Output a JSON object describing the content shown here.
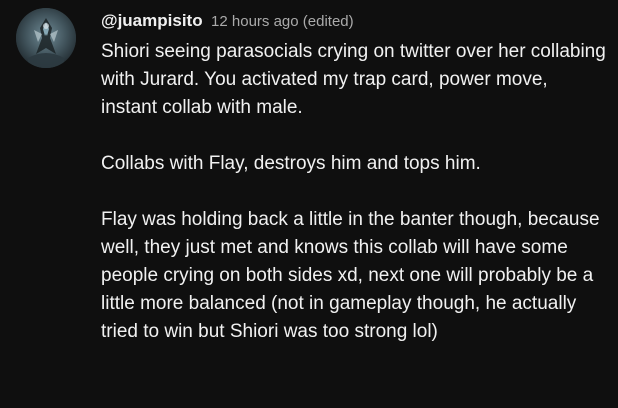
{
  "comment": {
    "author": "@juampisito",
    "timestamp": "12 hours ago (edited)",
    "avatar_icon": "character-avatar-icon",
    "paragraphs": [
      "Shiori seeing parasocials crying on twitter over her collabing with Jurard. You activated my trap card, power move, instant collab with male.",
      "Collabs with Flay, destroys him and tops him.",
      "Flay was holding back a little in the banter though, because well, they just met and knows this collab will have some people crying on both sides xd, next one will probably be a little more balanced (not in gameplay though, he actually tried to win but Shiori was too strong lol)"
    ]
  },
  "colors": {
    "background": "#0f0f0f",
    "text": "#f1f1f1",
    "meta": "#aaaaaa"
  }
}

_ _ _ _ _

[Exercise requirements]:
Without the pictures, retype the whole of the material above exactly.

[Result of this task]:
Output a JSON object describing the content shown here.
{
  "comment": {
    "author": "@juampisito",
    "timestamp": "12 hours ago (edited)",
    "avatar_icon": "character-avatar-icon",
    "paragraphs": [
      "Shiori seeing parasocials crying on twitter over her collabing with Jurard. You activated my trap card, power move, instant collab with male.",
      "Collabs with Flay, destroys him and tops him.",
      "Flay was holding back a little in the banter though, because well, they just met and knows this collab will have some people crying on both sides xd, next one will probably be a little more balanced (not in gameplay though, he actually tried to win but Shiori was too strong lol)"
    ]
  },
  "colors": {
    "background": "#0f0f0f",
    "text": "#f1f1f1",
    "meta": "#aaaaaa"
  }
}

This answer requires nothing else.